Stay tuned for my upcoming series, Copywriting Quick Tips, here on Freelance Writing Jobs where I’ll offer simple tips to become a copywriter who can actually create compelling copy that moves customers to action and helps businesses attain the return on investment they want and need. In the meantime, do you have any specific questions about copywriting? If so, leave a comment and I’ll incorporate them into upcoming posts in the Copywriting Quick Tips series.
Susan Speer says
I’ve always said that though I can add and subtract, I should not be trusted to do accounting work. I can cut down a whole chicken but that doesn’t make me a surgeon. Following that logic, just because someone can write a sentence correctly doesn’t mean they have the knowledge, experience or talent to be an effective copywriter.
When I went through Journalism school, there were two writing camps: Print (newspapers) and broadcast (radio/TV). In either case, you learned to gather and write about the “facts.” There was no room for nuance, mood or suggestion, features or benefits. The advertising and marketing classes in the business school didn’t cover targeting audiences, consumer behavior or messaging strategies, much less any practical copywriting instruction.
Over the 25 years I’ve written professionally, I’ve learned and evolved. I know which types of writing come easily to me and where I need to focus my learning time to remain relevant in a changing industry. For the last 10 years, I’ve heard most corporate communications, marketing and advertising managers complain that few communication professionals actually know how to write. A boon for me as a freelancer, but sad overall. I absolutely agree that there should be much stronger writing requirements at the undergrad level, and I hope that it’s not limited to an exercise in writing SEO copy.
Yes, I agree. Anyone with a flawless grammar, a PC, and an internet connection can become a copywriter. There are plenty of resources on the World Wide Web and one only has to use the search engines to find one. Yet, passion is what separates a top copywriter from a good one. Put it simply, if you don’t love what you’re doing, you’ll never be successful in it. My question now is: ” Do you think bloggers are better than copywriters? ” Bloggers write out of passion while copywriters write and get paid by the hour or so.
Susan Gunelius says
Ajeva, I think blogging and copywriting are two completely different things. It’s like comparing apples to oranges.
I just stumbled across this site and am so glad I did.
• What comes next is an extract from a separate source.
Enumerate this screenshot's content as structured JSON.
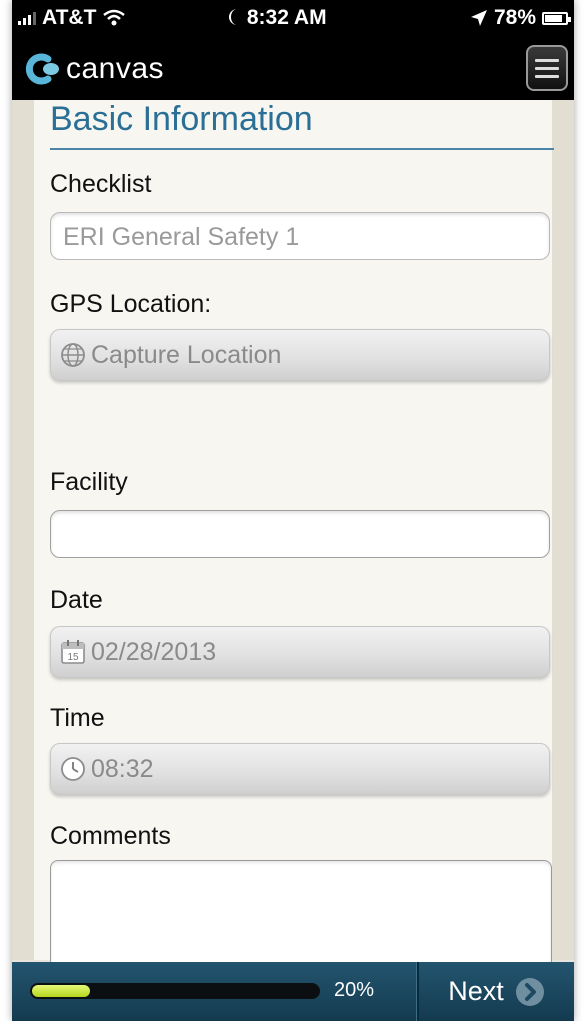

I have begun copywriting and I am constantly looking for resources to improve my craft. Thank you for yet another amazing point of view.
I keep checking on the copywriting jobs, but have absolutely no marketing background. I love to write and really just want to develop that skill and try to make some income from it eventually. Where should someone really start if they want to end up a writer and an editor? It seems like all the jobs are copywriters. Is that the right place to start to eventually end up editing? I just want to point myself in the right direction and start to improve my writing skills again, and get myself on the right path with this in the hope that it can turn into a career.